◆ Record excerpts
:::
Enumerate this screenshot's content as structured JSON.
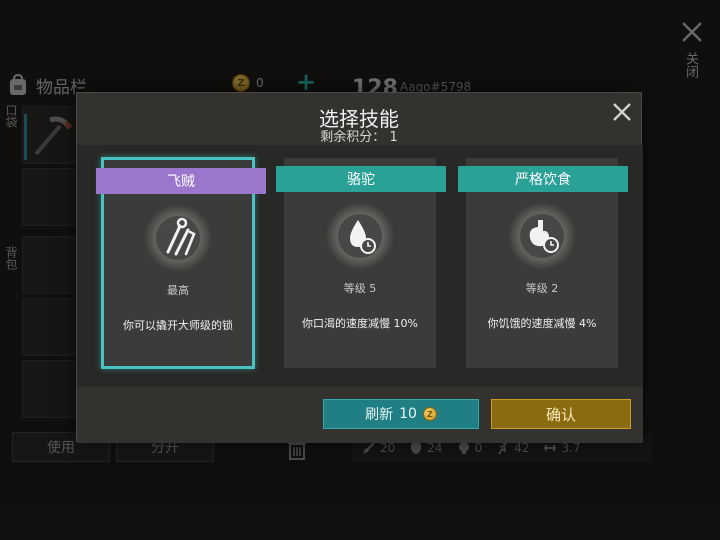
{
  "background": {
    "inventory_title": "物品栏",
    "coins": "0",
    "plus_label": "+",
    "player_level": "128",
    "player_name": "Aago#5798",
    "close_label": "关闭",
    "pocket_label": "口袋",
    "backpack_label": "背包",
    "use_button": "使用",
    "split_button": "分开",
    "stats": [
      "20",
      "24",
      "0",
      "42",
      "3.7"
    ]
  },
  "dialog": {
    "title": "选择技能",
    "points_label": "剩余积分：",
    "points_value": "1",
    "refresh_label": "刷新",
    "refresh_cost": "10",
    "confirm_label": "确认"
  },
  "skills": [
    {
      "name": "飞贼",
      "level": "最高",
      "description": "你可以撬开大师级的锁",
      "ribbon_color": "#9a76cc",
      "icon": "lockpick-icon",
      "selected": true
    },
    {
      "name": "骆驼",
      "level": "等级 5",
      "description": "你口渴的速度减慢 10%",
      "ribbon_color": "#2aa196",
      "icon": "water-drop-clock-icon",
      "selected": false
    },
    {
      "name": "严格饮食",
      "level": "等级 2",
      "description": "你饥饿的速度减慢 4%",
      "ribbon_color": "#2aa196",
      "icon": "stomach-clock-icon",
      "selected": false
    }
  ]
}
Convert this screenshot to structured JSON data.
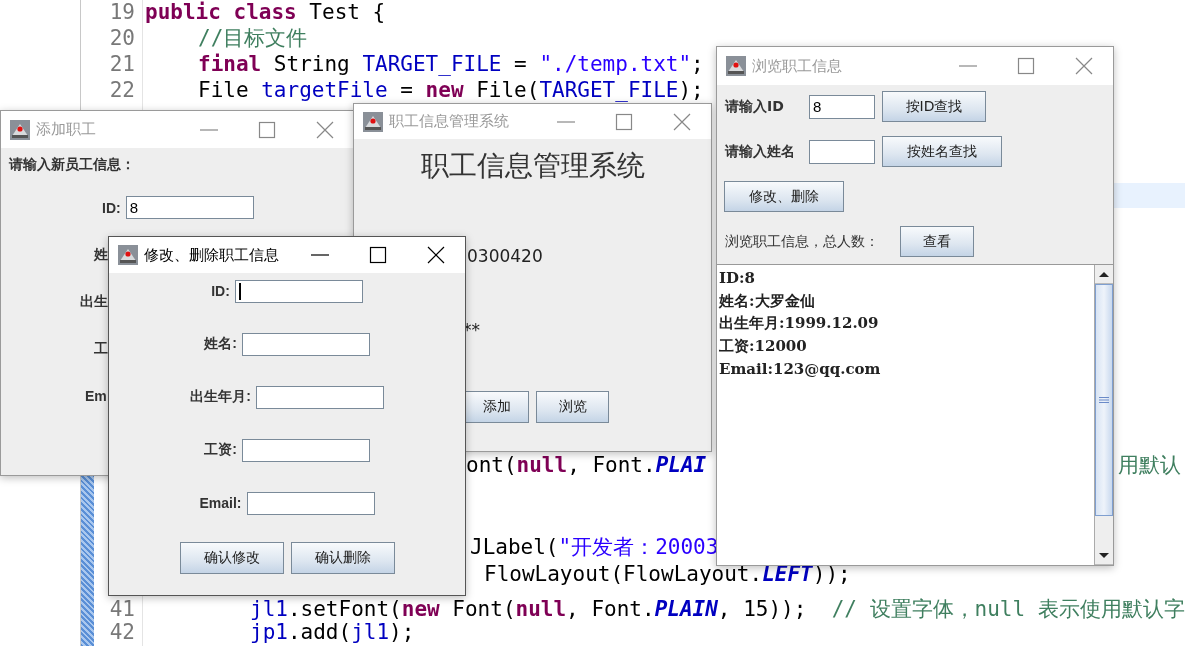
{
  "editor": {
    "line_numbers": [
      "19",
      "20",
      "21",
      "22",
      "41",
      "42"
    ],
    "lines": [
      {
        "segments": [
          {
            "kind": "keyword",
            "text": "public class"
          },
          {
            "kind": "plain",
            "text": " Test {"
          }
        ]
      },
      {
        "segments": [
          {
            "kind": "comment",
            "text": "//目标文件"
          }
        ]
      },
      {
        "segments": [
          {
            "kind": "keyword",
            "text": "final"
          },
          {
            "kind": "plain",
            "text": " String "
          },
          {
            "kind": "field",
            "text": "TARGET_FILE"
          },
          {
            "kind": "plain",
            "text": " = "
          },
          {
            "kind": "string",
            "text": "\"./temp.txt\""
          },
          {
            "kind": "plain",
            "text": ";"
          }
        ]
      },
      {
        "segments": [
          {
            "kind": "plain",
            "text": "File "
          },
          {
            "kind": "field",
            "text": "targetFile"
          },
          {
            "kind": "plain",
            "text": " = "
          },
          {
            "kind": "keyword",
            "text": "new"
          },
          {
            "kind": "plain",
            "text": " File("
          },
          {
            "kind": "field",
            "text": "TARGET_FILE"
          },
          {
            "kind": "plain",
            "text": ");"
          }
        ]
      },
      {
        "segments": [
          {
            "kind": "plain",
            "text": "ont("
          },
          {
            "kind": "keyword",
            "text": "null"
          },
          {
            "kind": "plain",
            "text": ", Font."
          },
          {
            "kind": "constant",
            "text": "PLAI"
          }
        ]
      },
      {
        "segments": [
          {
            "kind": "comment",
            "text": "用默认"
          }
        ]
      },
      {
        "segments": [
          {
            "kind": "plain",
            "text": "JLabel("
          },
          {
            "kind": "string",
            "text": "\"开发者：20003"
          }
        ]
      },
      {
        "segments": [
          {
            "kind": "plain",
            "text": "FlowLayout(FlowLayout."
          },
          {
            "kind": "constant",
            "text": "LEFT"
          },
          {
            "kind": "plain",
            "text": "));"
          }
        ]
      },
      {
        "segments": [
          {
            "kind": "field",
            "text": "jl1"
          },
          {
            "kind": "plain",
            "text": ".setFont("
          },
          {
            "kind": "keyword",
            "text": "new"
          },
          {
            "kind": "plain",
            "text": " Font("
          },
          {
            "kind": "keyword",
            "text": "null"
          },
          {
            "kind": "plain",
            "text": ", Font."
          },
          {
            "kind": "constant",
            "text": "PLAIN"
          },
          {
            "kind": "plain",
            "text": ", 15));  "
          },
          {
            "kind": "comment",
            "text": "// 设置字体，null 表示使用默认字"
          }
        ]
      },
      {
        "segments": [
          {
            "kind": "field",
            "text": "jp1"
          },
          {
            "kind": "plain",
            "text": ".add("
          },
          {
            "kind": "field",
            "text": "jl1"
          },
          {
            "kind": "plain",
            "text": ");"
          }
        ]
      }
    ]
  },
  "windows": [
    {
      "kind": "add",
      "title": "添加职工",
      "active": false,
      "intro": "请输入新员工信息：",
      "fields": [
        {
          "label": "ID:",
          "value": "8"
        }
      ],
      "partial_labels": [
        "姓",
        "出生",
        "工",
        "Em"
      ]
    },
    {
      "kind": "main",
      "title": "职工信息管理系统",
      "active": false,
      "heading": "职工信息管理系统",
      "texts": [
        "0300420",
        "**"
      ],
      "buttons": [
        "添加",
        "浏览"
      ]
    },
    {
      "kind": "modify",
      "title": "修改、删除职工信息",
      "active": true,
      "fields": [
        {
          "label": "ID:",
          "focused": true
        },
        {
          "label": "姓名:",
          "focused": false
        },
        {
          "label": "出生年月:",
          "focused": false
        },
        {
          "label": "工资:",
          "focused": false
        },
        {
          "label": "Email:",
          "focused": false
        }
      ],
      "buttons": [
        "确认修改",
        "确认删除"
      ]
    },
    {
      "kind": "browse",
      "title": "浏览职工信息",
      "active": false,
      "search_rows": [
        {
          "label": "请输入ID",
          "value": "8",
          "button": "按ID查找"
        },
        {
          "label": "请输入姓名",
          "button": "按姓名查找"
        }
      ],
      "edit_button": "修改、删除",
      "count_label": "浏览职工信息，总人数：",
      "view_button": "查看",
      "output_lines": [
        "ID:8",
        "姓名:大罗金仙",
        "出生年月:1999.12.09",
        "工资:12000",
        "Email:123@qq.com"
      ]
    }
  ]
}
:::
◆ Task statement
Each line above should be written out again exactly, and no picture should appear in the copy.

◆ Answer to the exercise
Enumerate this screenshot's content as structured JSON.
{
  "background": {
    "inventory_title": "物品栏",
    "coins": "0",
    "plus_label": "+",
    "player_level": "128",
    "player_name": "Aago#5798",
    "close_label": "关闭",
    "pocket_label": "口袋",
    "backpack_label": "背包",
    "use_button": "使用",
    "split_button": "分开",
    "stats": [
      "20",
      "24",
      "0",
      "42",
      "3.7"
    ]
  },
  "dialog": {
    "title": "选择技能",
    "points_label": "剩余积分：",
    "points_value": "1",
    "refresh_label": "刷新",
    "refresh_cost": "10",
    "confirm_label": "确认"
  },
  "skills": [
    {
      "name": "飞贼",
      "level": "最高",
      "description": "你可以撬开大师级的锁",
      "ribbon_color": "#9a76cc",
      "icon": "lockpick-icon",
      "selected": true
    },
    {
      "name": "骆驼",
      "level": "等级 5",
      "description": "你口渴的速度减慢 10%",
      "ribbon_color": "#2aa196",
      "icon": "water-drop-clock-icon",
      "selected": false
    },
    {
      "name": "严格饮食",
      "level": "等级 2",
      "description": "你饥饿的速度减慢 4%",
      "ribbon_color": "#2aa196",
      "icon": "stomach-clock-icon",
      "selected": false
    }
  ]
}
Convert this screenshot to structured JSON data.
{
  "editor": {
    "line_numbers": [
      "19",
      "20",
      "21",
      "22",
      "41",
      "42"
    ],
    "lines": [
      {
        "segments": [
          {
            "kind": "keyword",
            "text": "public class"
          },
          {
            "kind": "plain",
            "text": " Test {"
          }
        ]
      },
      {
        "segments": [
          {
            "kind": "comment",
            "text": "//目标文件"
          }
        ]
      },
      {
        "segments": [
          {
            "kind": "keyword",
            "text": "final"
          },
          {
            "kind": "plain",
            "text": " String "
          },
          {
            "kind": "field",
            "text": "TARGET_FILE"
          },
          {
            "kind": "plain",
            "text": " = "
          },
          {
            "kind": "string",
            "text": "\"./temp.txt\""
          },
          {
            "kind": "plain",
            "text": ";"
          }
        ]
      },
      {
        "segments": [
          {
            "kind": "plain",
            "text": "File "
          },
          {
            "kind": "field",
            "text": "targetFile"
          },
          {
            "kind": "plain",
            "text": " = "
          },
          {
            "kind": "keyword",
            "text": "new"
          },
          {
            "kind": "plain",
            "text": " File("
          },
          {
            "kind": "field",
            "text": "TARGET_FILE"
          },
          {
            "kind": "plain",
            "text": ");"
          }
        ]
      },
      {
        "segments": [
          {
            "kind": "plain",
            "text": "ont("
          },
          {
            "kind": "keyword",
            "text": "null"
          },
          {
            "kind": "plain",
            "text": ", Font."
          },
          {
            "kind": "constant",
            "text": "PLAI"
          }
        ]
      },
      {
        "segments": [
          {
            "kind": "comment",
            "text": "用默认"
          }
        ]
      },
      {
        "segments": [
          {
            "kind": "plain",
            "text": "JLabel("
          },
          {
            "kind": "string",
            "text": "\"开发者：20003"
          }
        ]
      },
      {
        "segments": [
          {
            "kind": "plain",
            "text": "FlowLayout(FlowLayout."
          },
          {
            "kind": "constant",
            "text": "LEFT"
          },
          {
            "kind": "plain",
            "text": "));"
          }
        ]
      },
      {
        "segments": [
          {
            "kind": "field",
            "text": "jl1"
          },
          {
            "kind": "plain",
            "text": ".setFont("
          },
          {
            "kind": "keyword",
            "text": "new"
          },
          {
            "kind": "plain",
            "text": " Font("
          },
          {
            "kind": "keyword",
            "text": "null"
          },
          {
            "kind": "plain",
            "text": ", Font."
          },
          {
            "kind": "constant",
            "text": "PLAIN"
          },
          {
            "kind": "plain",
            "text": ", 15));  "
          },
          {
            "kind": "comment",
            "text": "// 设置字体，null 表示使用默认字"
          }
        ]
      },
      {
        "segments": [
          {
            "kind": "field",
            "text": "jp1"
          },
          {
            "kind": "plain",
            "text": ".add("
          },
          {
            "kind": "field",
            "text": "jl1"
          },
          {
            "kind": "plain",
            "text": ");"
          }
        ]
      }
    ]
  },
  "windows": [
    {
      "kind": "add",
      "title": "添加职工",
      "active": false,
      "intro": "请输入新员工信息：",
      "fields": [
        {
          "label": "ID:",
          "value": "8"
        }
      ],
      "partial_labels": [
        "姓",
        "出生",
        "工",
        "Em"
      ]
    },
    {
      "kind": "main",
      "title": "职工信息管理系统",
      "active": false,
      "heading": "职工信息管理系统",
      "texts": [
        "0300420",
        "**"
      ],
      "buttons": [
        "添加",
        "浏览"
      ]
    },
    {
      "kind": "modify",
      "title": "修改、删除职工信息",
      "active": true,
      "fields": [
        {
          "label": "ID:",
          "focused": true
        },
        {
          "label": "姓名:",
          "focused": false
        },
        {
          "label": "出生年月:",
          "focused": false
        },
        {
          "label": "工资:",
          "focused": false
        },
        {
          "label": "Email:",
          "focused": false
        }
      ],
      "buttons": [
        "确认修改",
        "确认删除"
      ]
    },
    {
      "kind": "browse",
      "title": "浏览职工信息",
      "active": false,
      "search_rows": [
        {
          "label": "请输入ID",
          "value": "8",
          "button": "按ID查找"
        },
        {
          "label": "请输入姓名",
          "button": "按姓名查找"
        }
      ],
      "edit_button": "修改、删除",
      "count_label": "浏览职工信息，总人数：",
      "view_button": "查看",
      "output_lines": [
        "ID:8",
        "姓名:大罗金仙",
        "出生年月:1999.12.09",
        "工资:12000",
        "Email:123@qq.com"
      ]
    }
  ]
}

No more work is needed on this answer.